Saturday, 23 February 2019
The Voice - Consumer's Voice
Is International Breadwinners legit? People at my church are encouraging me to join but I’m suspicious.
No, it’s not legit, it’s a pyramid scheme and the people doing their best to recruit new members are open about it. Let’s begin by explaining what exactly a pyramid scheme is. Section 9 of the new Consumer Protection Act says that it’s a scheme “where participants in the scheme receive compensation derived primarily from their respective recruitment of other persons as participants”. The key thing is that there is either no product being sold or the product is only a minor part of the business. A pyramid scheme is all about recruiting multiple levels of other people and using their joining money to pay the people above them in the pyramid.
The new Act does on to say that people “shall not directly or indirectly promote, or knowingly join, enter or participate, or cause any other person to promote, join, enter or participate in … a pyramid scheme”. Did you see that it said that as well as forbidding promoting a pyramid scheme is also forbids people from even joining one?
The penalties can be severe. A fine of up to P100,000 or up to 5 years in prison. Or both.
I contacted some of the people recruiting victims into this “International Breadwinners” scheme and they were very open about how it works. I asked whether people sell products or just recruit other people and one of them, apparently a pastor and someone who claims to be a serving police officer was clear. “we dnt sell anything” he told me.

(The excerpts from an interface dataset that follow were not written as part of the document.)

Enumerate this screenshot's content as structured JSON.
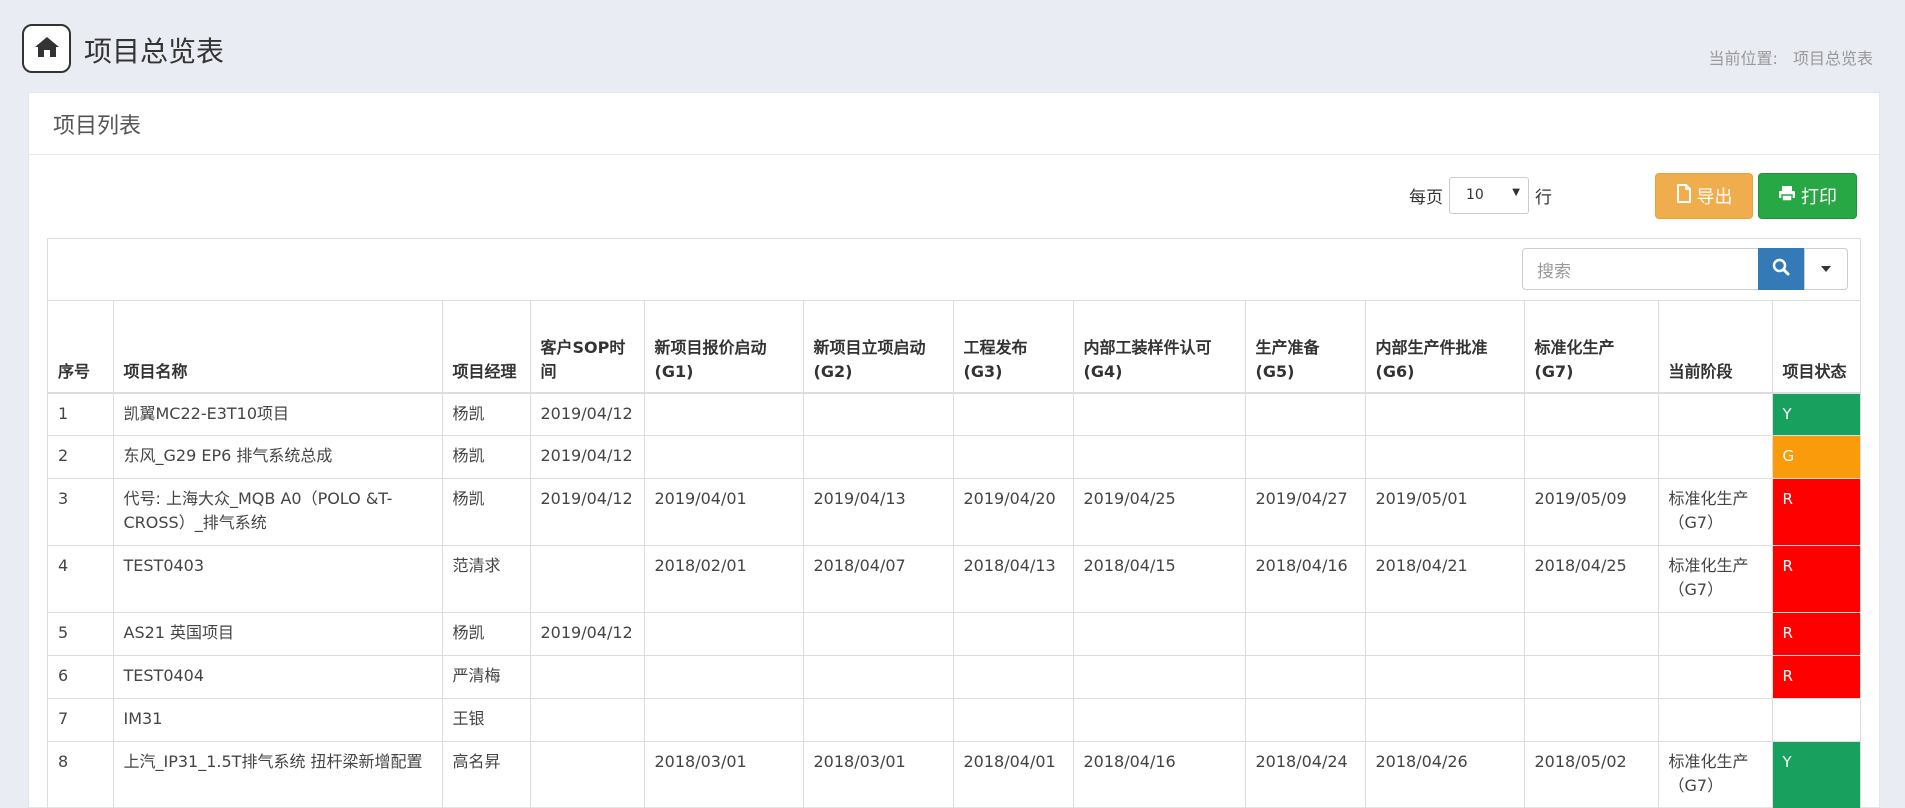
{
  "header": {
    "title": "项目总览表",
    "breadcrumb_label": "当前位置:",
    "breadcrumb_current": "项目总览表"
  },
  "panel": {
    "heading": "项目列表",
    "pager": {
      "prefix": "每页",
      "value": "10",
      "suffix": "行"
    },
    "buttons": {
      "export": "导出",
      "print": "打印"
    },
    "search": {
      "placeholder": "搜索"
    }
  },
  "colors": {
    "Y": "#17a05e",
    "G": "#f99b0b",
    "R": "#ff0000"
  },
  "table": {
    "columns": [
      "序号",
      "项目名称",
      "项目经理",
      "客户SOP时间",
      "新项目报价启动(G1)",
      "新项目立项启动(G2)",
      "工程发布(G3)",
      "内部工装样件认可(G4)",
      "生产准备(G5)",
      "内部生产件批准(G6)",
      "标准化生产(G7)",
      "当前阶段",
      "项目状态"
    ],
    "rows": [
      [
        "1",
        "凯翼MC22-E3T10项目",
        "杨凯",
        "2019/04/12",
        "",
        "",
        "",
        "",
        "",
        "",
        "",
        "",
        "Y"
      ],
      [
        "2",
        "东风_G29 EP6 排气系统总成",
        "杨凯",
        "2019/04/12",
        "",
        "",
        "",
        "",
        "",
        "",
        "",
        "",
        "G"
      ],
      [
        "3",
        "代号: 上海大众_MQB A0（POLO &T-CROSS）_排气系统",
        "杨凯",
        "2019/04/12",
        "2019/04/01",
        "2019/04/13",
        "2019/04/20",
        "2019/04/25",
        "2019/04/27",
        "2019/05/01",
        "2019/05/09",
        "标准化生产（G7）",
        "R"
      ],
      [
        "4",
        "TEST0403",
        "范清求",
        "",
        "2018/02/01",
        "2018/04/07",
        "2018/04/13",
        "2018/04/15",
        "2018/04/16",
        "2018/04/21",
        "2018/04/25",
        "标准化生产（G7）",
        "R"
      ],
      [
        "5",
        "AS21 英国项目",
        "杨凯",
        "2019/04/12",
        "",
        "",
        "",
        "",
        "",
        "",
        "",
        "",
        "R"
      ],
      [
        "6",
        "TEST0404",
        "严清梅",
        "",
        "",
        "",
        "",
        "",
        "",
        "",
        "",
        "",
        "R"
      ],
      [
        "7",
        "IM31",
        "王银",
        "",
        "",
        "",
        "",
        "",
        "",
        "",
        "",
        "",
        ""
      ],
      [
        "8",
        "上汽_IP31_1.5T排气系统 扭杆梁新增配置",
        "高名昇",
        "",
        "2018/03/01",
        "2018/03/01",
        "2018/04/01",
        "2018/04/16",
        "2018/04/24",
        "2018/04/26",
        "2018/05/02",
        "标准化生产（G7）",
        "Y"
      ]
    ]
  }
}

Another, who I believe is his wife, told me that there are “No products. You just get paid by recruiting”.
The people I contacted who are recruiting others in this scheme are open about it being a pyramid scheme. I suspect they will soon stop once they realise that the church they operate and their career in law enforcement are at risk. Do you want to face the same penalties they now face?
Is this a real job?

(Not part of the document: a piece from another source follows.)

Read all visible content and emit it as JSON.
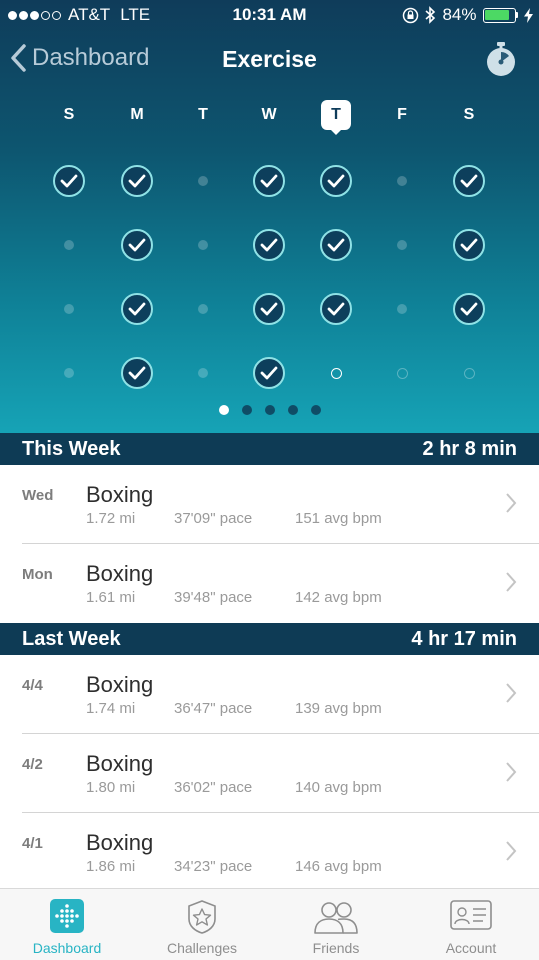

I got an offer through LinkedIn for a job in Russia from an individual by the name of Alesandr Boris Oil & Gas Limited. He told me of the available job vacancy at the organization which were 3 vacancies and asked me of my qualifications. I replied with my qualifications and he responded saying that I should forward my CV and necessary documents to his agent who will take care of the whole process for me to be able to come and be permitted to work in Russia. He gave me the email address of the agent who I managed to reach and he told me what documents he needs in order to process my permit to work in Russia, including transportation & accommodation. However the agent says that his services are not free and demands a fee of 1000 dollars. I told him and Mr Boris that I can’t afford that kind of money therefore Mr Boris says I should try negotiate with the Agent the amount I can afford of which I haven't done.
I was hoping if you can check if Alesandr Boris, his organization and his agents are not a scam. I had approached the police and they referred me to Consumer watchdog which is where I got your email address.

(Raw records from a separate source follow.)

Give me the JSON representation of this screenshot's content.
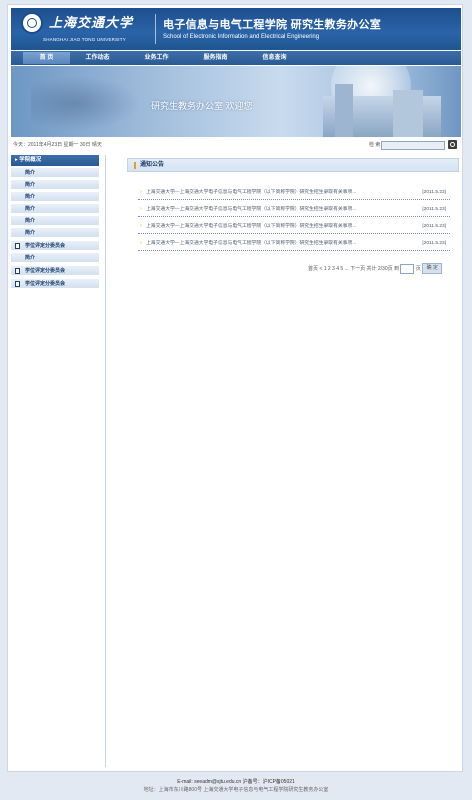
{
  "header": {
    "university_cn": "上海交通大学",
    "university_en": "SHANGHAI JIAO TONG UNIVERSITY",
    "site_title": "电子信息与电气工程学院  研究生教务办公室",
    "site_subtitle": "School of Electronic Information and Electrical Engineering"
  },
  "nav": {
    "items": [
      {
        "label": "首 页",
        "active": true
      },
      {
        "label": "工作动态",
        "active": false
      },
      {
        "label": "业务工作",
        "active": false
      },
      {
        "label": "服务指南",
        "active": false
      },
      {
        "label": "信息查询",
        "active": false
      }
    ]
  },
  "banner": {
    "text": "研究生教务办公室  欢迎您"
  },
  "infobar": {
    "date_text": "今天：2011年4月23日  星期一  30日 晴天",
    "search_label": "检 索",
    "search_value": ""
  },
  "sidebar": {
    "header": "▸ 学院概况",
    "items": [
      {
        "label": "简介",
        "doc_icon": false
      },
      {
        "label": "简介",
        "doc_icon": false
      },
      {
        "label": "简介",
        "doc_icon": false
      },
      {
        "label": "简介",
        "doc_icon": false
      },
      {
        "label": "简介",
        "doc_icon": false
      },
      {
        "label": "简介",
        "doc_icon": false
      },
      {
        "label": "学位评定分委员会",
        "doc_icon": true
      },
      {
        "label": "简介",
        "doc_icon": false
      },
      {
        "label": "学位评定分委员会",
        "doc_icon": true
      },
      {
        "label": "学位评定分委员会",
        "doc_icon": true
      }
    ]
  },
  "main": {
    "section_title": "通知公告",
    "news": [
      {
        "title": "上海交通大学—上海交通大学电子信息与电气工程学院（以下简称学院）研究生招生录取有关事项...",
        "date": "[2011.5.23]"
      },
      {
        "title": "上海交通大学—上海交通大学电子信息与电气工程学院（以下简称学院）研究生招生录取有关事项...",
        "date": "[2011.5.23]"
      },
      {
        "title": "上海交通大学—上海交通大学电子信息与电气工程学院（以下简称学院）研究生招生录取有关事项...",
        "date": "[2011.5.23]"
      },
      {
        "title": "上海交通大学—上海交通大学电子信息与电气工程学院（以下简称学院）研究生招生录取有关事项...",
        "date": "[2011.5.23]"
      }
    ],
    "pager": {
      "text": "首页 < 1 2 3 4 5 ... 下一页  共计 2/30页 到",
      "unit": "页",
      "go_label": "确 定"
    }
  },
  "footer": {
    "line1": "E-mail: seeadm@sjtu.edu.cn  沪备号：沪ICP备05021",
    "line2": "地址：上海市东川路800号  上海交通大学电子信息与电气工程学院研究生教务办公室"
  }
}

Hope to hear from you soon. Thank you advance.
I don’t need to do much research to say with certainty that this is a scam. The most obvious clue is that they want you pay the “agent” $1,000 to get your work permit. This is simply not how international recruitment works. Genuine companies pay for everything when they recruit someone from overseas. They pay for flights and accommodation and they certainly cover the cost of getting whatever visas might be necessary. They pay them. Not you, not the recruit.
Another clue is quite simple. Why would they offer a job in the oil and gas industry to someone on the other side of the planet who doesn’t have any experience in that industry? And another thing. They didn’t interview you face-to-face? It’s simply not realistic.
This is the beginning of an advance fee scam. The $1,000 (which is curiously flexible when you say you can’t afford it) is what this is all about. If you were to pay them they’ll just continue to invent a list of other payments until you either run out of money or finally realise that you’re being scammed. I suggest that you delete the emails and any others you receive like this.